[WHAT YOU HAVE TO DO]: Gather each line of the records where "name" appears.

━━━━━ EXERCISE MATERIAL ━━━━━

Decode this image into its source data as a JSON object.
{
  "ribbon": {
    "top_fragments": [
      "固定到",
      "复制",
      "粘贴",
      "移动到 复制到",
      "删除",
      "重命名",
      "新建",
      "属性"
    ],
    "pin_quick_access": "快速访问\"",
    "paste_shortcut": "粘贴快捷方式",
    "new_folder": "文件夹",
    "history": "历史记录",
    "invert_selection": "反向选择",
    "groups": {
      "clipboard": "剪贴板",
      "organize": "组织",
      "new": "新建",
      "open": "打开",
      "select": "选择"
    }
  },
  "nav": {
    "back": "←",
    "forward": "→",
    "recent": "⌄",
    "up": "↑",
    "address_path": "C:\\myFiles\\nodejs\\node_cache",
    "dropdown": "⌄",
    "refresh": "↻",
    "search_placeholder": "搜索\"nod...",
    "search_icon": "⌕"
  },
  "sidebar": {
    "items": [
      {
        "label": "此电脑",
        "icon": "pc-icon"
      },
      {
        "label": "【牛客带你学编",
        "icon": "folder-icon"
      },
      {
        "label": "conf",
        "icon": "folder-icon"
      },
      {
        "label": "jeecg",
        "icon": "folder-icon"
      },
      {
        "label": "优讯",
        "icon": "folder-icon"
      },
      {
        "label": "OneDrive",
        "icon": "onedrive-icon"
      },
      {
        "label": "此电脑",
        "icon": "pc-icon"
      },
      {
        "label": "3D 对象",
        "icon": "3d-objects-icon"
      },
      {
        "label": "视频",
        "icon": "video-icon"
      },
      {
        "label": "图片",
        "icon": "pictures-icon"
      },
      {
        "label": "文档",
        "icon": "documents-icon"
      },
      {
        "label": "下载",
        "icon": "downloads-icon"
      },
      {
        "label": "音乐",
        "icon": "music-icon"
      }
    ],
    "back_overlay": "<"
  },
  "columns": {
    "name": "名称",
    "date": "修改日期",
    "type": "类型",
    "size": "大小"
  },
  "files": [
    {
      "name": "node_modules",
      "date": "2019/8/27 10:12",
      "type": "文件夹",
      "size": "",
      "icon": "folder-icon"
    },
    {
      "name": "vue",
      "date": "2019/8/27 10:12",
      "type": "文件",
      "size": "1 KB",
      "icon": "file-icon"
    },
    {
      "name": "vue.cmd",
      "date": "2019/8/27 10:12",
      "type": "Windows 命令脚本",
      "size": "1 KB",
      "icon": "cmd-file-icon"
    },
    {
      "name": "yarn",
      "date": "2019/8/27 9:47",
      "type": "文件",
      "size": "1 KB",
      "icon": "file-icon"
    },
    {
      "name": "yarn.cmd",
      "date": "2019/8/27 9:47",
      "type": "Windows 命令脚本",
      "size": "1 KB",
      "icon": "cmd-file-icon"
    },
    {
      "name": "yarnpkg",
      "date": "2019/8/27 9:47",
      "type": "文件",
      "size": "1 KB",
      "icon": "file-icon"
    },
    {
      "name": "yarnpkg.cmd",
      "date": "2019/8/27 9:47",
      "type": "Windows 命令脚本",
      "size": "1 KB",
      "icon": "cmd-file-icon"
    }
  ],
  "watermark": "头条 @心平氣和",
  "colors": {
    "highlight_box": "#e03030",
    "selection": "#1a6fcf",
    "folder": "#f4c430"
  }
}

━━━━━

[SOLUTION]:
    "name": "名称",
      "name": "node_modules",
      "name": "vue",
      "name": "vue.cmd",
      "name": "yarn",
      "name": "yarn.cmd",
      "name": "yarnpkg",
      "name": "yarnpkg.cmd",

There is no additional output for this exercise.